Jan Geissler – Patient advocate and Project Director for European Patients’ Academy on Therapeutic Innovation (EUPATI)
I think it is crucial to have patient advocates and patients in that process, because patients and patient advocates are actually the experts for a lot of things that concern life of patients with a certain disease and the treatment.
They are the experts on quality of life. They know how it is to live with a disease. They can probably assess one against the other because we must be very, very clear that medical efficacy is one of many factors that affect patients’ lives.
So talking about endpoints, talking about comparators, talking about the importance of certain quality of life parameters is something that patients can quite well understand and probably help assess.

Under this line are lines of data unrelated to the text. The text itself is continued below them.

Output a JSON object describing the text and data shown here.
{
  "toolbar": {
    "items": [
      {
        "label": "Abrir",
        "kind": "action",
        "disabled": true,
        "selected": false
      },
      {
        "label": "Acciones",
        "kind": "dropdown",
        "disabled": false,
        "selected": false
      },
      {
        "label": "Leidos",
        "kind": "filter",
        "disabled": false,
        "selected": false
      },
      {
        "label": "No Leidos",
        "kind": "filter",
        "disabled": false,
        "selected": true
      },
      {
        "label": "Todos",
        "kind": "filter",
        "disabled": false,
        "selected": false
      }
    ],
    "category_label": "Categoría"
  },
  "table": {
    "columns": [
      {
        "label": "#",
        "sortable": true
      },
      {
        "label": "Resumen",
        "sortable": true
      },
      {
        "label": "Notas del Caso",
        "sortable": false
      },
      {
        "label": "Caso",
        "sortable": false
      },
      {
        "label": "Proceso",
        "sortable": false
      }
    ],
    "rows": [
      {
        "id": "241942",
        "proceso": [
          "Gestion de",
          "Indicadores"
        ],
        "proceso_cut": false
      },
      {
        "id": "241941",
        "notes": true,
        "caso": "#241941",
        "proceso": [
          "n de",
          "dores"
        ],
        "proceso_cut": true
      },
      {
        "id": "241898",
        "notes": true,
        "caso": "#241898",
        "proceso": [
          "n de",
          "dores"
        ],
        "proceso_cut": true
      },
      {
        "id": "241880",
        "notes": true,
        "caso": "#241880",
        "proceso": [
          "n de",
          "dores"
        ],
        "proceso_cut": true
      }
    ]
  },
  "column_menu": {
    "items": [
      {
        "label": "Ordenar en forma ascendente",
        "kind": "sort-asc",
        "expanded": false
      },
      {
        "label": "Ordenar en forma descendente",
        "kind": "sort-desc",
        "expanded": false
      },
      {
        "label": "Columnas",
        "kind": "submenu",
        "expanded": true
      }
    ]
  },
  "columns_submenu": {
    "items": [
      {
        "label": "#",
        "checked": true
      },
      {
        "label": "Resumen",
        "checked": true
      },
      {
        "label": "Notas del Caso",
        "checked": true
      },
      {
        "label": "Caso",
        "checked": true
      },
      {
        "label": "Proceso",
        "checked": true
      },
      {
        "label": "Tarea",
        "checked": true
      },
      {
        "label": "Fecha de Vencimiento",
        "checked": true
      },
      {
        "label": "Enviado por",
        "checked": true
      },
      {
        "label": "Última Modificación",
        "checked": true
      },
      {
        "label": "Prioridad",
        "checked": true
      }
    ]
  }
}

And what we see as patient advocates is that there’s a very different perception on the impact of certain side effects, of disease symptoms and so on, on the life of a patient. So doctors have a very different perspective. Health economists have a very different perspective on the impact. And I think that you can’t be assessed without those that get the treatments.
Mary Baker – Immediate Past President European Brain Council; Patron of the European Parkinson’s Disease
I think it’s really important for the patients that the association to which they belong becomes a real strong advocate of their voices and their experiences. Because unfortunately for them, they are the experts in living with these illnesses 24 hours a day.
And therefore, the expert patient – the living with – is really important to get into the process. I think it’s important for them to understand what health technology is about. I think it’s important to gather evidence to back up your views. You’ve really got to understand the process and follow it most carefully.
Eibhlin Mulroe – CEO, Irish Platform for Patient Organisations (IPPOSI)
I suppose a really good story to explain what the benefits are about is this: In Ireland over a year ago there was a case where patients weren’t involved in the process. They didn’t know why there was a stall, why it was slow for the product to get to the market. And this product was for patients with serious, life-threatening conditions.
And so what the patients in that case did, they went to the Irish media. They went to the Minister for Health. And they created a huge campaign where this was discussed on talk shows and radio shows. And this is where sick people were forced to go that direction because no one in the agency would talk to them. And it’s not that they said n. It’s just they had never done that before.
And I think that’s where the learning came in. The communication’s really important.